Considering the guidelines of Directive 2009/128/EC for the sustainable use of pesticides, the implementation of protection strategies against Lobesia botrana (Denis & Schiffmüller), is a fundamental practice for a more sustainable viticulture. The method of protection by mating disruption and monitoring with pheromone traps has been tested in the Douro Wine Region (DWR). This method consists of disrupting mating, through the saturation of the atmosphere with a synthetic sexual pheromone (E,Z-7,9- dodecadienyl acetate) released by diffusers placed in grapevines. The NOVATERRA project aims at evaluating the effectiveness of an innovative passive pheromone diffusion system.
The grape berry moth, L. botrana is considered the main grapevine pest in several countries in Southern Europe, causing direct damage caused by the caterpillar, as well as indirect damage by promoting the installation of fungal diseases, such as gray rot caused by Botrytis cinerea. Due to the critical economic importance of the grape crop in the DWR in Portugal, this pest can cause notable losses due to the negative effect on the quality of grapes

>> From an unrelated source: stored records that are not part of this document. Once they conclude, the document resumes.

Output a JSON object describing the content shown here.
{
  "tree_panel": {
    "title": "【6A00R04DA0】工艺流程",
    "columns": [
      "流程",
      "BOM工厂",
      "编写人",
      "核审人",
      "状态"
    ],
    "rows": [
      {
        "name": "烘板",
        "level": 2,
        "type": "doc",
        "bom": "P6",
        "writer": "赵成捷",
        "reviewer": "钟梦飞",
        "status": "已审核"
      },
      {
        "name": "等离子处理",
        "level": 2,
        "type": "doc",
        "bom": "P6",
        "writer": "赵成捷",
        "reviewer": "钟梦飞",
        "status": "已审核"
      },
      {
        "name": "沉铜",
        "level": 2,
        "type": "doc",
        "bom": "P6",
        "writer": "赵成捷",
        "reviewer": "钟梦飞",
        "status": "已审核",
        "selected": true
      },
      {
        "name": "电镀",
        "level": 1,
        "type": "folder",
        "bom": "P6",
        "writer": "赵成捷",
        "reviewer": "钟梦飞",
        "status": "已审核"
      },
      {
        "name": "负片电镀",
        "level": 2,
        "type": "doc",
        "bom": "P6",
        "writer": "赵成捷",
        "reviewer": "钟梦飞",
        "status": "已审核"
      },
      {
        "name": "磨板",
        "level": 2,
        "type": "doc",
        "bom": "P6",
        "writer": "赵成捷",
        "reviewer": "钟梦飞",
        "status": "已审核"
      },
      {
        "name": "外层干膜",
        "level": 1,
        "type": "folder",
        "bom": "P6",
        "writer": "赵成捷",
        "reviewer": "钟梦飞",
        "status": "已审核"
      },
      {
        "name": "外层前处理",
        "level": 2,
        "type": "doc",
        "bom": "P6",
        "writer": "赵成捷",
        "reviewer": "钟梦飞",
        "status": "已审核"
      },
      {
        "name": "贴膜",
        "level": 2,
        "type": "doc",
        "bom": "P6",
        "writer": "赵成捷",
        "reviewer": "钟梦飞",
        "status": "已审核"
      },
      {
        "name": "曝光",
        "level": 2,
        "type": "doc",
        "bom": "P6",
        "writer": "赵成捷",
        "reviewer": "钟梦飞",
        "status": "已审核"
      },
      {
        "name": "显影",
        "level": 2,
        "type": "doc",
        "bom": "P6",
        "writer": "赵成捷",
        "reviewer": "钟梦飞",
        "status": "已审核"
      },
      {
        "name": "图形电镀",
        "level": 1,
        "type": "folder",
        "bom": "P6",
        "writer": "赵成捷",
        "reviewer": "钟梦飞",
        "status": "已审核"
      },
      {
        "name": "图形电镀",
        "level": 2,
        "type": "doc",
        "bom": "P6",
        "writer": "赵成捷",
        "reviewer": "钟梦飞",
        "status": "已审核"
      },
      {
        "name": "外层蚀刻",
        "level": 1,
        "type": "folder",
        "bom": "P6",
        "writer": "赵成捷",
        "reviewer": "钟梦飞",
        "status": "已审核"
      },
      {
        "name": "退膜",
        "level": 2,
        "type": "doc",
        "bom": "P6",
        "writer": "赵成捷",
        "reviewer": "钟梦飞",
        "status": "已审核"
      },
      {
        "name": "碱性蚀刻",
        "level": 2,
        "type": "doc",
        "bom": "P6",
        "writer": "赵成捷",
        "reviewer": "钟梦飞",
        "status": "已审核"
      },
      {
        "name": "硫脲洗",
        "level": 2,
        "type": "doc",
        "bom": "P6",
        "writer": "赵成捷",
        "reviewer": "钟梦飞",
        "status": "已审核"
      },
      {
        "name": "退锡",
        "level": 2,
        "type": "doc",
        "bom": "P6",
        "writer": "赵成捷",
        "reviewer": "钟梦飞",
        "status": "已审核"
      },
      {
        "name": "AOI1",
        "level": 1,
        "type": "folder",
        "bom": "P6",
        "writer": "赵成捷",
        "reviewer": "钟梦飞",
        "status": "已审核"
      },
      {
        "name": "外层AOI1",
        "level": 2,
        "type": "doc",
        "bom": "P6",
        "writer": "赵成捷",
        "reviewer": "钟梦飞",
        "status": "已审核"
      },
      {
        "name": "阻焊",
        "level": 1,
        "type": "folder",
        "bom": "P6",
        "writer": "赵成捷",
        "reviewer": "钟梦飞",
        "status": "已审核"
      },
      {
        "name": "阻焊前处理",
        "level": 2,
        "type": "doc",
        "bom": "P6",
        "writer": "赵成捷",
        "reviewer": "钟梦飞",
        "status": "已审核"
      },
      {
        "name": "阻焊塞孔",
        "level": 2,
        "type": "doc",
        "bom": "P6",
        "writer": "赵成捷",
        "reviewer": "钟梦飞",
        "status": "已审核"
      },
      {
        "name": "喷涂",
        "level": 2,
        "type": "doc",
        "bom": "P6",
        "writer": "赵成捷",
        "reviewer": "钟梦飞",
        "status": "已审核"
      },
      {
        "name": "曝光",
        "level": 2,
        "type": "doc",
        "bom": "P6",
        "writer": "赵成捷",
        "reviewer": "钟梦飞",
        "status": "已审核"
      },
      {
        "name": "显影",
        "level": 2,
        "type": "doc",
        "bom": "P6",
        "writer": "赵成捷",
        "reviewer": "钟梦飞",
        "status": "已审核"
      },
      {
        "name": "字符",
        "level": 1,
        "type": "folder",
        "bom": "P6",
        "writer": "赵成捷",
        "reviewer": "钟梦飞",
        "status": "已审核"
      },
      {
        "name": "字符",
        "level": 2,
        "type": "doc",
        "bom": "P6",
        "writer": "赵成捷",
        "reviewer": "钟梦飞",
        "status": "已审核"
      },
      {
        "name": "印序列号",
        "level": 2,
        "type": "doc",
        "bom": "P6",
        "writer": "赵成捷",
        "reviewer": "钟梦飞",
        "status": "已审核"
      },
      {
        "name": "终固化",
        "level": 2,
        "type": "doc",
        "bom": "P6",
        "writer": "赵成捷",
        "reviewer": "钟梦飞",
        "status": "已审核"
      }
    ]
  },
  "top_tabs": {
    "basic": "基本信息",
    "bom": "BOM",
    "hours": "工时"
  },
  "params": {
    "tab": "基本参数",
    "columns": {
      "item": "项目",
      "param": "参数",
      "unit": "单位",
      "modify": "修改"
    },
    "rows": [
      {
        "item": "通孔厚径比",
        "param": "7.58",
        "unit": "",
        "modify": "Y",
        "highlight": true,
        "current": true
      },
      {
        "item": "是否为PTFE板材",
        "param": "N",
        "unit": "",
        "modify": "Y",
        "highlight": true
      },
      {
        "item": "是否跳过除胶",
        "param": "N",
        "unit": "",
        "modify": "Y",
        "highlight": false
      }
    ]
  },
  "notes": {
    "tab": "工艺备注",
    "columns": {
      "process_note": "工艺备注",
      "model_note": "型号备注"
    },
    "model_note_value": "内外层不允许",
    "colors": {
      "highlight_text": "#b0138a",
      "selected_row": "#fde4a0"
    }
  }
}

and resulting wine. In DWR, L. botrana can develop three to four generations per year which can affect up to 50% of the bunches at harvest.

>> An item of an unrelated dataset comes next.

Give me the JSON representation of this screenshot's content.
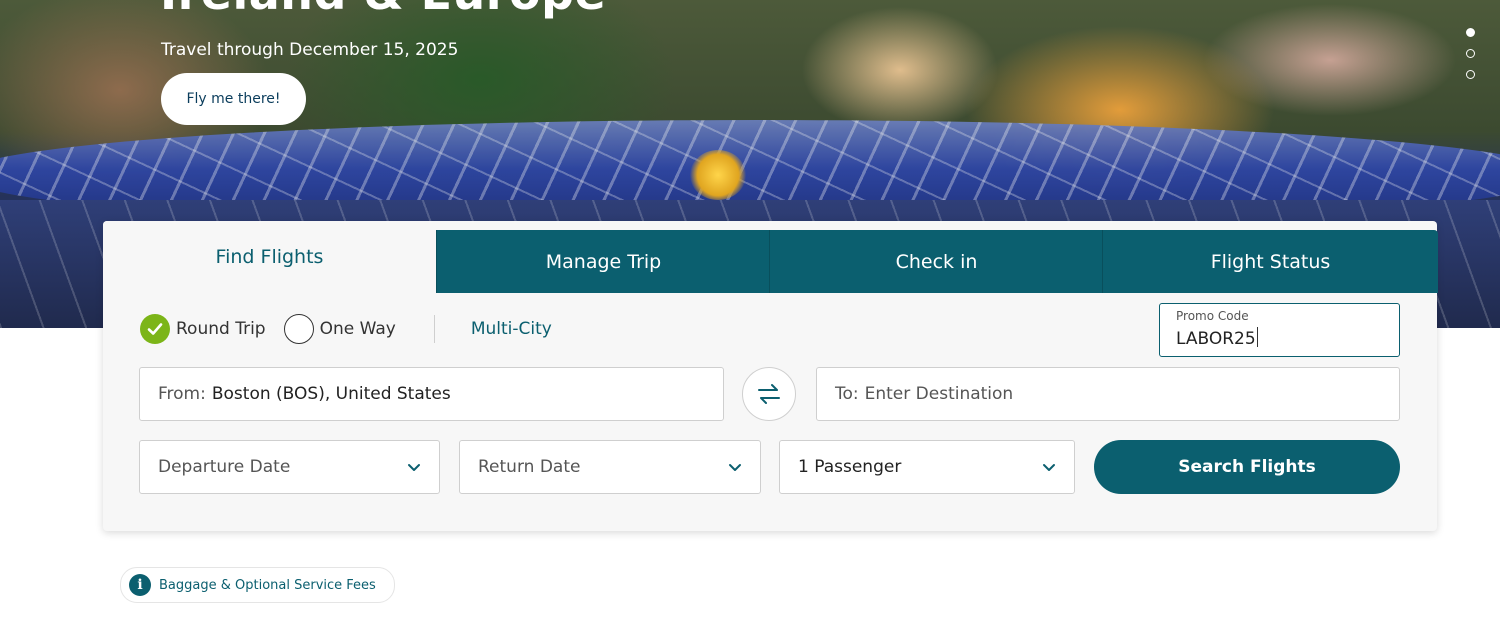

In this sense, the development of means capable of ensuring effective protection from this pest has deserved special attention on the part of the scientific community. The novel method of passive diffusion of protection against the grape berry moth, developed by partner CORTEVATM, consists of pheromone application under gel form (Press Enrapta Lobesia) on the grapevine’s bark, which is biodegradable once the pheromone release is over (Figure 1). Trials were carried out at vineyards in Quinta do Seixo (property of Sogrape, DWR – Portugal) and damage assessments were done after each pest generation and at harvest (Figure 2). Results indicate there are no significant differences in the performance of the new formulation and the standard diffusion method (ISONET L TT, generating a plastic residue), while both methods show significant protection improvements when compared to the untreated area which presented with a higher percentage of damaged bunches.